When the time came to get ready for the quiz, we sat behind tables in the space where the choir would have been when the church was up and running. We tested the microphones and the buzzers (my first buzzer!), readied our water glasses, were introduced and, one by one, ran through our introductions. I hadn’t even thought about mine, but managed to talk about Guerrilla Gardening for a couple of minutes. ‘Is it legal?’ Anna Ford asked. ‘Ish’ I said.


The quiz setting


Quiz setting

The setting, before the audience were let in - the photos were captured from a movie clip so they aren't very clear, but you get the idea. You can just see me, second from the right, in the pale blue shirt.


We ran through some practice questions and then had a short break while the audience were let in, a hundred or so of them. In came Karl’s cousin, John, and his girlfriend, Rochelle, followed by my twin brother, David, and his Czech friend, Honza. Karl was already there, of course, and had been patiently milling about while we got ourselves ready. Once the audience was comfortable, the producer got them to practice clapping (‘Okay, let’s do it again, louder this time’), which was odd to watch, and then, quite suddenly, it all began.


The introductions were run through for real and the questions started. There were few questions about gardening itself, they mainly covered surrounding areas – lore, history, plant origins, music (awful pop music, it was all stuff I try to avoid and I didn't know the answers), our ‘specialist areas’ – mine was wildlife gardening. The most interesting question, for me, was when a recording of someone describing a plant was played and we had to take turns to identify a plant. They were all plants that were growing in the museum garden so I was glad to have looked. The descriptions were well done and it wasn’t hard to identify Acanthus mollis.


I didn’t really notice the audience, though I couldn’t resist peeking out to look at the people who had come to offer their support – there sat Karl tucked into a corner, David a couple of seats away, grinning from ear to ear. They were leaning over to each other, talking. About what?


As suddenly as it started, it was all over and I was in second place. In some ways it was a shame not to win, but in others it was a relief to think that I wouldn’t have to do any more revising or need to fret about being able to remember thousands of snippets of garden-related trivia. I kept second or joint-first place all the way through and felt happy with what I’d done, considering the short time to prepare for the day. The preparation also meant that I’d learned a lot of new things and remembered others that I thought I’d forgotten.

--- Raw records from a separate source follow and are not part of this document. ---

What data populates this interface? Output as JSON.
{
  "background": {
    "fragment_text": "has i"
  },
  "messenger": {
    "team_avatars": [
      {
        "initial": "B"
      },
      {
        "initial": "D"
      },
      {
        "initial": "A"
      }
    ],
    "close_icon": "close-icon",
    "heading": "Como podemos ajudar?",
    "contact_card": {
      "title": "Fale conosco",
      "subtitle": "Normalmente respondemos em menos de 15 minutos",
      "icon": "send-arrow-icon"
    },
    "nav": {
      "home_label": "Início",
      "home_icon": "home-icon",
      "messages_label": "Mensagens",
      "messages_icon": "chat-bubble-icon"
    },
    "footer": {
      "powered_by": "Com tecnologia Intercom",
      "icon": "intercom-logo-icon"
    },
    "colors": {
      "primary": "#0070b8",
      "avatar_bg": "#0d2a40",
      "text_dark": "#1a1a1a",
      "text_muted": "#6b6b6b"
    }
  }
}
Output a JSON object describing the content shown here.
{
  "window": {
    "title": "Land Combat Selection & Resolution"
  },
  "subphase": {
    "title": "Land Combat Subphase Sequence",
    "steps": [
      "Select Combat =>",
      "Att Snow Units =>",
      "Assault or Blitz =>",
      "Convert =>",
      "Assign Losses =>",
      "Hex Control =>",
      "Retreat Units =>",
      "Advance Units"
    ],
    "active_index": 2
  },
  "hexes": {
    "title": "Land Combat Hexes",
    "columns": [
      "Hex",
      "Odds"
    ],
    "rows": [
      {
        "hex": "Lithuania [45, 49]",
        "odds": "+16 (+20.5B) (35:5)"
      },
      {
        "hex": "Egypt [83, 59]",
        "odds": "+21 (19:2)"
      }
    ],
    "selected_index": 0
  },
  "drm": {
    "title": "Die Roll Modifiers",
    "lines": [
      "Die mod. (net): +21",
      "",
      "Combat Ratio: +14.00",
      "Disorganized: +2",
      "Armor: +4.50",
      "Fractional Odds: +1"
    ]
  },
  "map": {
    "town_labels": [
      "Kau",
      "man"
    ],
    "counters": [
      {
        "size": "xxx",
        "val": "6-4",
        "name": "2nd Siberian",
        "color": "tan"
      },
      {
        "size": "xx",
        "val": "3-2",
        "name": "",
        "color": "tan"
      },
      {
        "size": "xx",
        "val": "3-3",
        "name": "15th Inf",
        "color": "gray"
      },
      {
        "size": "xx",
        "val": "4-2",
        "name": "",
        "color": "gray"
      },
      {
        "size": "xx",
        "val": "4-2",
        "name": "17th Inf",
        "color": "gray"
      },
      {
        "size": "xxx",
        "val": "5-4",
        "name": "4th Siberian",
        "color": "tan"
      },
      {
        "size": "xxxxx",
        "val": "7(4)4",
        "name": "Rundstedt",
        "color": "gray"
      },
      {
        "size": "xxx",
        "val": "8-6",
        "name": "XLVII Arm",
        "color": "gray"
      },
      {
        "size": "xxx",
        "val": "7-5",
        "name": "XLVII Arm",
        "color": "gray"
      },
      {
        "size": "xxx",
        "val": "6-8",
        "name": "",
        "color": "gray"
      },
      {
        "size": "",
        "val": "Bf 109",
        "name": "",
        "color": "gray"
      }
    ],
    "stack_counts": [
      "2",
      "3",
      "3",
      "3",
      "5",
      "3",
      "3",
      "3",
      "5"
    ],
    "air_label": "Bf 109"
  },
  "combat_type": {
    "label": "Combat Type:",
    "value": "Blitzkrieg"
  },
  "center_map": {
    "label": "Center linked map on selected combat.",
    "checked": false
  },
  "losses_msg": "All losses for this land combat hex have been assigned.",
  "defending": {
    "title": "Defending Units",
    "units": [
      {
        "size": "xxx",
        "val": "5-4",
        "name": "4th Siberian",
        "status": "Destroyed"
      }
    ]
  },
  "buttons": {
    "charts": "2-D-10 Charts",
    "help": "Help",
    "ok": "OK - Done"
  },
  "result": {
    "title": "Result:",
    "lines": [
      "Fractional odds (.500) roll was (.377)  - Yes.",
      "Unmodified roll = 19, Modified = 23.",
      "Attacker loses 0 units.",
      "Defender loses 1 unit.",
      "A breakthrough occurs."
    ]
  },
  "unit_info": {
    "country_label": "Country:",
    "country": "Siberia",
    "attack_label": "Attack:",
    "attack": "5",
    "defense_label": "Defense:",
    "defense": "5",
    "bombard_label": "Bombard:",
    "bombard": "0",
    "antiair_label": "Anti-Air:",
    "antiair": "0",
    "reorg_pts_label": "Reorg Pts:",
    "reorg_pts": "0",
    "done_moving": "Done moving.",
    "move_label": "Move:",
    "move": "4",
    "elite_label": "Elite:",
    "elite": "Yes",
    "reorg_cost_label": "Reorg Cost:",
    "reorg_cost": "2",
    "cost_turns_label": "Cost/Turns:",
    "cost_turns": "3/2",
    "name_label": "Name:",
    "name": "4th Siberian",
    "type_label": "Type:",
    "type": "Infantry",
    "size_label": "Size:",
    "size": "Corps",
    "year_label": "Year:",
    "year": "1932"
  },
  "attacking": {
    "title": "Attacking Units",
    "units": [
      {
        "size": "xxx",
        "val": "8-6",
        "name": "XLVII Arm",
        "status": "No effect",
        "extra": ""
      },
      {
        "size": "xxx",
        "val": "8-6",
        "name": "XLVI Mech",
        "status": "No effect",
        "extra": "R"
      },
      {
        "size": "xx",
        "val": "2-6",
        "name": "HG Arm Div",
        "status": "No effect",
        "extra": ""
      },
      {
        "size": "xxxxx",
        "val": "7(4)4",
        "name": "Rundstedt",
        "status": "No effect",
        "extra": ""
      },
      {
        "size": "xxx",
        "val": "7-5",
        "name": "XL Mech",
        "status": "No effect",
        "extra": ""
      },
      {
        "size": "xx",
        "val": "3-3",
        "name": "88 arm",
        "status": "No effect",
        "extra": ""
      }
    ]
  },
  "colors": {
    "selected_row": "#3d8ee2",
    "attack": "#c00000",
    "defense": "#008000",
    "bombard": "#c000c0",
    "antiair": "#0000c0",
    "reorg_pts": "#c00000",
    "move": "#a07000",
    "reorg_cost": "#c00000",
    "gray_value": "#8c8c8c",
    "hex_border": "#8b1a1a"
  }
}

All in all, it was a good experience. I met some nice people, had an interesting adventure, saw my brother and looked round a new museum. It was a strange dream and I’d happily do it again, if they let me.


At the end of the quiz

After the quiz - we look very cheerful, maybe we're glad it's all over.


Forgot to mention - it won't be broadcast until early 2008. I don't know the date yet, but there will be a series of quizzes over about ten weeks. As soon as I find out, I'll let you know.

© Copyright Miranda Hodgson 2007


back to top


next journal entry


previous journal entry


See links to all journal entries




Garden Article List


Garden Plant Information - Alphabetical list


Wildlife gardening for children


Professional Gardening Service